For couples who can’t seem to get pregnant, one of the more common causes is egg or sperm quality: sperm that never make it to the egg or that can’t fertilize it once they’re there, and eggs that resist fertilization or implantation in the uterine wall. Now, for the first time, scientists have turned adult cells into egg- and sperm-cell precursors, an achievement that could one day help infertile couples conceive a child that shares their DNA.
Amander Clark, a developmental biologist at the University of California, Los Angeles, created the egg and sperm precursors using an existing line of induced pluripotent stem (iPS) cells, so named for their ability to turn into just about any tissue type and lauded for their potential in regenerative medicine. Until now, however, no one had shown that it was possible to prod iPS cells to rewind their internal clocks all the way back to the gamete, or “germ cell,” stage.
Researchers had previously shown that embryonic stem cells could produce egg- and sperm-cell precursors. But infertile couples would need to use donor eggs or sperm obtained from infertility clinics. “The benefit of using an iPS cell is that it has the donor’s own genetics,” Clark says. “Our research is many, many, many years awayam from generating a cell type that would be capable of fertilization and, therefore, making a healthy child. But this is one of the first steps.”
The study also highlights the differences between embryonic stem cells and iPS cells, which have been under study for a much shorter time period. When Clark compared the developmental potential of iPS cells to that of embryonic stem cells, she found that the latter resulted in egg and sperm precursors that were substantially healthier, with fewer chromosomal abnormalities. (This difference could be a major obstacle on the path toward using iPS cells in the infertility clinic.) “Because the [desired] outcome of using these cells is producing a healthy baby, the quality of a germ cell is essential in order to ensure that you have the birth of a healthy child,” Clark says.
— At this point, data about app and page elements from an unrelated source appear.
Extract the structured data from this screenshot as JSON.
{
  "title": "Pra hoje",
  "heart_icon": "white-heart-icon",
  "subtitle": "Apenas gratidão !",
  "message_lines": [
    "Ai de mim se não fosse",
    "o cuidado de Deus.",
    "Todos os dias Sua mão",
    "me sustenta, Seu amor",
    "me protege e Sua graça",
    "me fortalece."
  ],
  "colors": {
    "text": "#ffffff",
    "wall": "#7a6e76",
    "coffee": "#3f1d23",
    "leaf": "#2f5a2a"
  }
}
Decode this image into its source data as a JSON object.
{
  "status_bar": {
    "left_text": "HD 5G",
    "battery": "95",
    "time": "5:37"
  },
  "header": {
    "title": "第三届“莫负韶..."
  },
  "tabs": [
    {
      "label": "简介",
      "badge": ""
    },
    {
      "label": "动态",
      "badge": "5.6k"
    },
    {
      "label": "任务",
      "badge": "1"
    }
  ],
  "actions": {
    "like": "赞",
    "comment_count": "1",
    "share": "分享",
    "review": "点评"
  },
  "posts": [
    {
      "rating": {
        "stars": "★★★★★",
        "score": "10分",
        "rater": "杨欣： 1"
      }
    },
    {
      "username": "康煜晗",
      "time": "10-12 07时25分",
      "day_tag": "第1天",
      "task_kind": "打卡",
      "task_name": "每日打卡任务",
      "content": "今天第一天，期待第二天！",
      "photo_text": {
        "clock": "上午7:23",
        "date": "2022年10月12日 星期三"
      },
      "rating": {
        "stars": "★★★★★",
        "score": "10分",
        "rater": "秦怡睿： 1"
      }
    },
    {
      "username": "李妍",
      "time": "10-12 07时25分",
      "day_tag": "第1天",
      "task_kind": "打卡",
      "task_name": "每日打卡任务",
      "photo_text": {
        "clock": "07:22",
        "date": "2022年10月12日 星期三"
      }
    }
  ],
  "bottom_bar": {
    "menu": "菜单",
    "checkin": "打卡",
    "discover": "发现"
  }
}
As a result, she notes, it will be essential to establish tests that can determine the quality of a germ cell before it gets anywhere near the clinic.